§ **Exercise instructions**
Leave out the images and output the records word for word.

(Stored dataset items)
_____

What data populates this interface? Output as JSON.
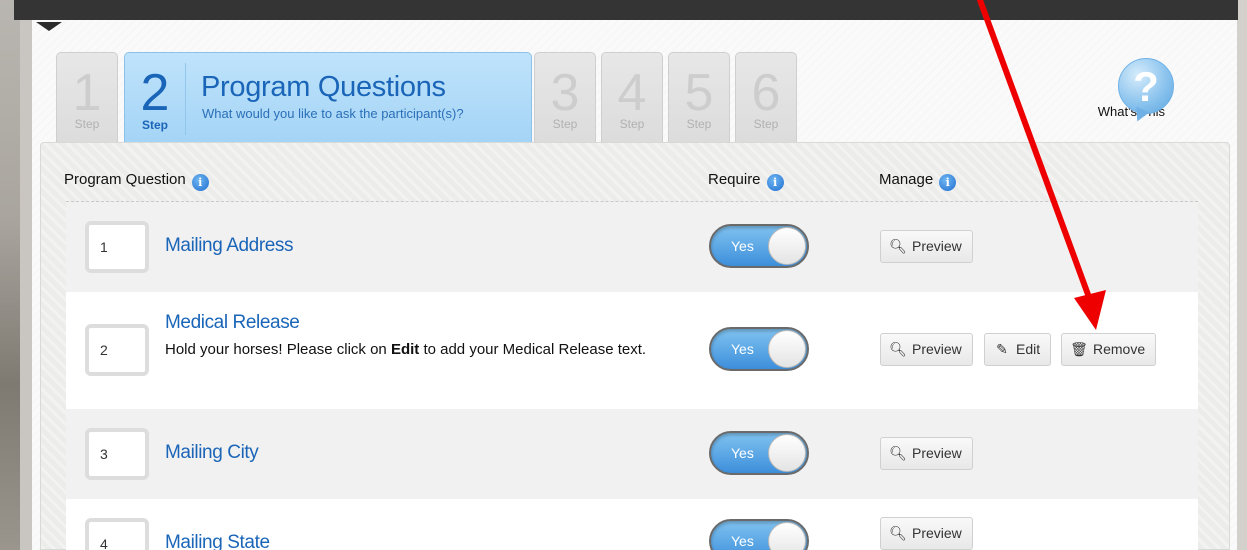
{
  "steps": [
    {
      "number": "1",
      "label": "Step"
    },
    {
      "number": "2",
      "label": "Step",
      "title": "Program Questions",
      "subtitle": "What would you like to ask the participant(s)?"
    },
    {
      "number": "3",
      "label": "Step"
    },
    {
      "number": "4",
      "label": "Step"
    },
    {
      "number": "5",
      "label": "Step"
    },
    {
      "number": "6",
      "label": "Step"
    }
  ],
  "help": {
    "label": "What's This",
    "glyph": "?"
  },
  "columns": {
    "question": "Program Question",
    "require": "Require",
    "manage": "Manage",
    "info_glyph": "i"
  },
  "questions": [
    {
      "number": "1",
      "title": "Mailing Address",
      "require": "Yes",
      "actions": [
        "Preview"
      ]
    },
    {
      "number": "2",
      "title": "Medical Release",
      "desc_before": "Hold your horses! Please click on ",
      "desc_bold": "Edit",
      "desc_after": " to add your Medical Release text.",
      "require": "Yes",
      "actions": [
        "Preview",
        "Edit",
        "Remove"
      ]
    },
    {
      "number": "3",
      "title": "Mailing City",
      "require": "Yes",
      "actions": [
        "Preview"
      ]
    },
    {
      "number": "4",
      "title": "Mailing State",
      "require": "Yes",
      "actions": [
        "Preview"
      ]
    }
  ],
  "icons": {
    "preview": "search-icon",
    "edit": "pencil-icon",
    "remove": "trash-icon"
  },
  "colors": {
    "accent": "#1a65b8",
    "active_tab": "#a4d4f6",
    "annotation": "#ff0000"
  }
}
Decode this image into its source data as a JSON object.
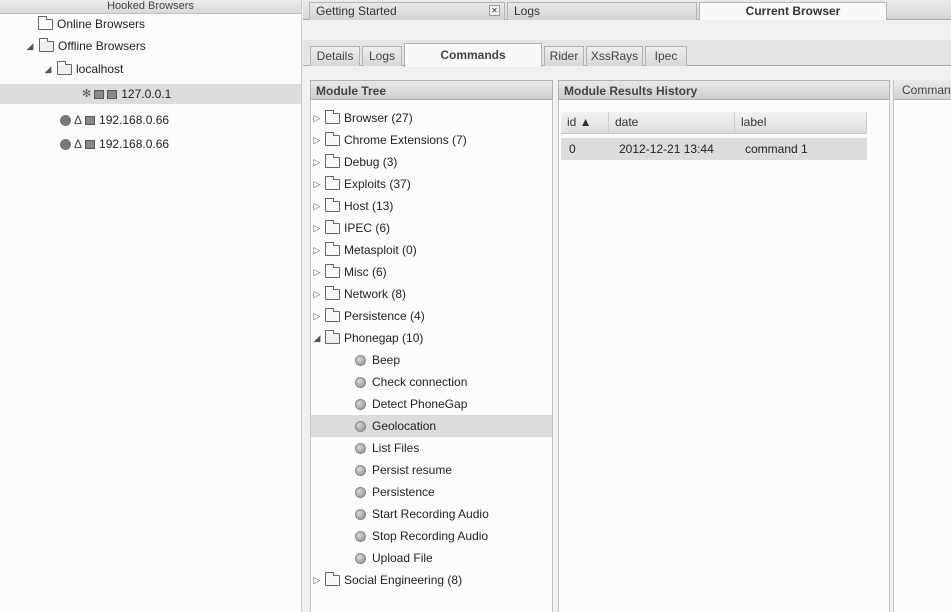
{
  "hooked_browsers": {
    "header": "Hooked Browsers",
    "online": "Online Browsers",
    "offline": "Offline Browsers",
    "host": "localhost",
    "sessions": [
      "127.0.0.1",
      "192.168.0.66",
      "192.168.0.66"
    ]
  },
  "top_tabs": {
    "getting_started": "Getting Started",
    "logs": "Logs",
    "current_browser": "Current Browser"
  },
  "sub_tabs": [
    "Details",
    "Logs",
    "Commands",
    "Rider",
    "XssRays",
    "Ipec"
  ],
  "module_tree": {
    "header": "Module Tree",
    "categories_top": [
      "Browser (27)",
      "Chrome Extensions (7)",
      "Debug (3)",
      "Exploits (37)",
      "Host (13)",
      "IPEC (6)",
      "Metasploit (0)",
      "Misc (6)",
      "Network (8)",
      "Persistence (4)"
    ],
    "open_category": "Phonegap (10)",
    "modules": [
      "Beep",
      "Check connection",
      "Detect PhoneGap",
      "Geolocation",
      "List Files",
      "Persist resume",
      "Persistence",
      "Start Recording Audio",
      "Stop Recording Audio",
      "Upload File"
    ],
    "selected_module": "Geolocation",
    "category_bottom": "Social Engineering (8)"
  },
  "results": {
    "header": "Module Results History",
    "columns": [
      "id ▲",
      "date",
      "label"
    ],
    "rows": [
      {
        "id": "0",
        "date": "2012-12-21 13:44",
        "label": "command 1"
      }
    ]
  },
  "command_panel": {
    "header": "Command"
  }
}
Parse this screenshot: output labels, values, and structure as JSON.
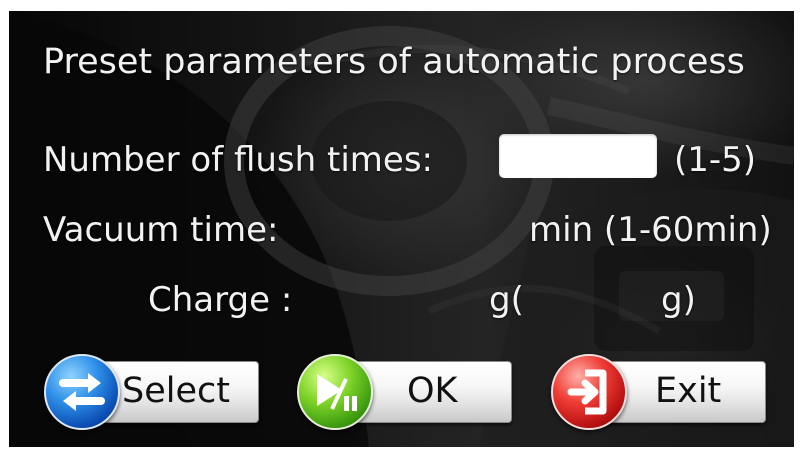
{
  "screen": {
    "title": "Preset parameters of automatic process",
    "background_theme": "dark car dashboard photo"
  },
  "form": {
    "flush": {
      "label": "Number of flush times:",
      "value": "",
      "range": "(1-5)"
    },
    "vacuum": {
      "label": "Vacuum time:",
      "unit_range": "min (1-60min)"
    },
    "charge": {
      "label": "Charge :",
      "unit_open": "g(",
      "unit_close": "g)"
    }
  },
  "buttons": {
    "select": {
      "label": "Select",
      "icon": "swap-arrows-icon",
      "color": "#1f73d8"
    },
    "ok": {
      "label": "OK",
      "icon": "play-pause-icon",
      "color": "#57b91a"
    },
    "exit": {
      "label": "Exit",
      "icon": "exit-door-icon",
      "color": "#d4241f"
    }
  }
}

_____

§ **Completed exercise**
What data populates this interface? Output as JSON.
{
  "steps": [
    {
      "number": "1",
      "label": "Step"
    },
    {
      "number": "2",
      "label": "Step",
      "title": "Program Questions",
      "subtitle": "What would you like to ask the participant(s)?"
    },
    {
      "number": "3",
      "label": "Step"
    },
    {
      "number": "4",
      "label": "Step"
    },
    {
      "number": "5",
      "label": "Step"
    },
    {
      "number": "6",
      "label": "Step"
    }
  ],
  "help": {
    "label": "What's This",
    "glyph": "?"
  },
  "columns": {
    "question": "Program Question",
    "require": "Require",
    "manage": "Manage",
    "info_glyph": "i"
  },
  "questions": [
    {
      "number": "1",
      "title": "Mailing Address",
      "require": "Yes",
      "actions": [
        "Preview"
      ]
    },
    {
      "number": "2",
      "title": "Medical Release",
      "desc_before": "Hold your horses! Please click on ",
      "desc_bold": "Edit",
      "desc_after": " to add your Medical Release text.",
      "require": "Yes",
      "actions": [
        "Preview",
        "Edit",
        "Remove"
      ]
    },
    {
      "number": "3",
      "title": "Mailing City",
      "require": "Yes",
      "actions": [
        "Preview"
      ]
    },
    {
      "number": "4",
      "title": "Mailing State",
      "require": "Yes",
      "actions": [
        "Preview"
      ]
    }
  ],
  "icons": {
    "preview": "search-icon",
    "edit": "pencil-icon",
    "remove": "trash-icon"
  },
  "colors": {
    "accent": "#1a65b8",
    "active_tab": "#a4d4f6",
    "annotation": "#ff0000"
  }
}
Decode this image into its source data as a JSON object.
{
  "hooked_browsers": {
    "header": "Hooked Browsers",
    "online": "Online Browsers",
    "offline": "Offline Browsers",
    "host": "localhost",
    "sessions": [
      "127.0.0.1",
      "192.168.0.66",
      "192.168.0.66"
    ]
  },
  "top_tabs": {
    "getting_started": "Getting Started",
    "logs": "Logs",
    "current_browser": "Current Browser"
  },
  "sub_tabs": [
    "Details",
    "Logs",
    "Commands",
    "Rider",
    "XssRays",
    "Ipec"
  ],
  "module_tree": {
    "header": "Module Tree",
    "categories_top": [
      "Browser (27)",
      "Chrome Extensions (7)",
      "Debug (3)",
      "Exploits (37)",
      "Host (13)",
      "IPEC (6)",
      "Metasploit (0)",
      "Misc (6)",
      "Network (8)",
      "Persistence (4)"
    ],
    "open_category": "Phonegap (10)",
    "modules": [
      "Beep",
      "Check connection",
      "Detect PhoneGap",
      "Geolocation",
      "List Files",
      "Persist resume",
      "Persistence",
      "Start Recording Audio",
      "Stop Recording Audio",
      "Upload File"
    ],
    "selected_module": "Geolocation",
    "category_bottom": "Social Engineering (8)"
  },
  "results": {
    "header": "Module Results History",
    "columns": [
      "id ▲",
      "date",
      "label"
    ],
    "rows": [
      {
        "id": "0",
        "date": "2012-12-21 13:44",
        "label": "command 1"
      }
    ]
  },
  "command_panel": {
    "header": "Command"
  }
}
Parse this screenshot: output labels, values, and structure as JSON.
{
  "screen": {
    "title": "Preset parameters of automatic process",
    "background_theme": "dark car dashboard photo"
  },
  "form": {
    "flush": {
      "label": "Number of flush times:",
      "value": "",
      "range": "(1-5)"
    },
    "vacuum": {
      "label": "Vacuum time:",
      "unit_range": "min (1-60min)"
    },
    "charge": {
      "label": "Charge :",
      "unit_open": "g(",
      "unit_close": "g)"
    }
  },
  "buttons": {
    "select": {
      "label": "Select",
      "icon": "swap-arrows-icon",
      "color": "#1f73d8"
    },
    "ok": {
      "label": "OK",
      "icon": "play-pause-icon",
      "color": "#57b91a"
    },
    "exit": {
      "label": "Exit",
      "icon": "exit-door-icon",
      "color": "#d4241f"
    }
  }
}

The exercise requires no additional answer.